Mechanosensing proteins have mainly been investigated in 2D culture platforms, while understanding their regulation in 3D enviroments is critical for tissue engineering. Among mechanosensing proteins, the actin cytoskeleton plays a key role in human mesenchymal stromal cells (hMSCs) activity, but its regulation in 3D tissue engineered scaffolds remains poorly studied. Here, we show that human mesenchymal stromal cells (hMSCs) cultured on 3D electrospun scaffolds made of a stiff material do not form actin stress fibers, contrary to hMSCs on 2D films of the same material. On 3D electrospun and additive manufactured scaffolds, hMSCs also displayed fewer focal adhesions, lower lamin A and C expression and less YAP1 nuclear localization and myosin light chain phosphorylation. Together, this strongly suggests that dimensionality prevents the build-up of cellular tension, even on stiff materials. Knock down of either lamin A and C or zyxin resulted in fewer stress fibers in the cell center. Zyxin knock down reduced lamin A and C expression, but not vice versa, showing that this signal chain starts from the outside of the cell.

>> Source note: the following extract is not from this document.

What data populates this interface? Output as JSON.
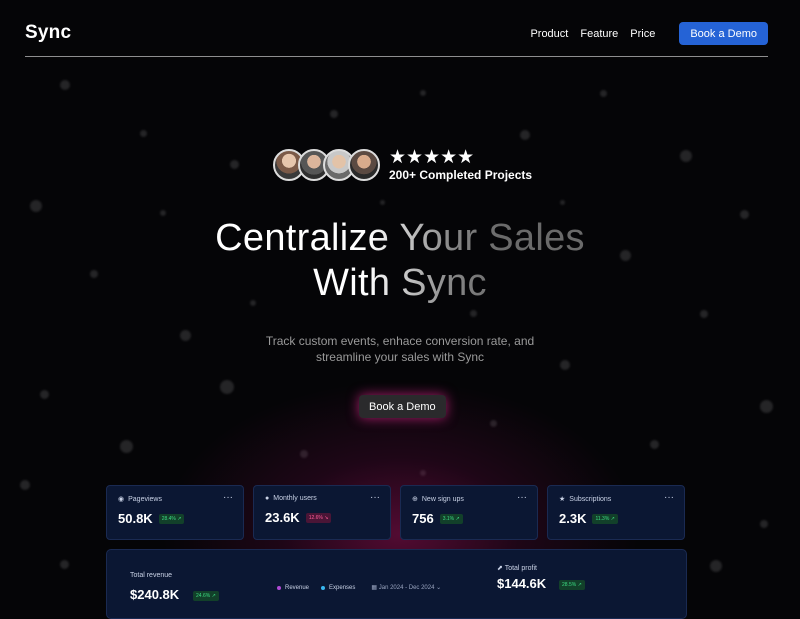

Lineage commitment was not affected by the lack of these important osteogenic proteins in 3D, as all cells committed to osteogenesis in bi-potential medium. Our study demonstrates that dimensionality changes the actin cytoskeleton through lamin A and C and zyxin, and highlights the difference in the regulation of lineage commitment in 3D enviroments. Together, these results can have important implications for future scaffold design for both stiff- and soft tissue engineering constructs.
|Number of pages||13|
|Publication status||Published - May 2020|
- MATRIX STIFFNESS
- MESENCHYMAL STEM-CELLS
- Mesenchymal stromal cells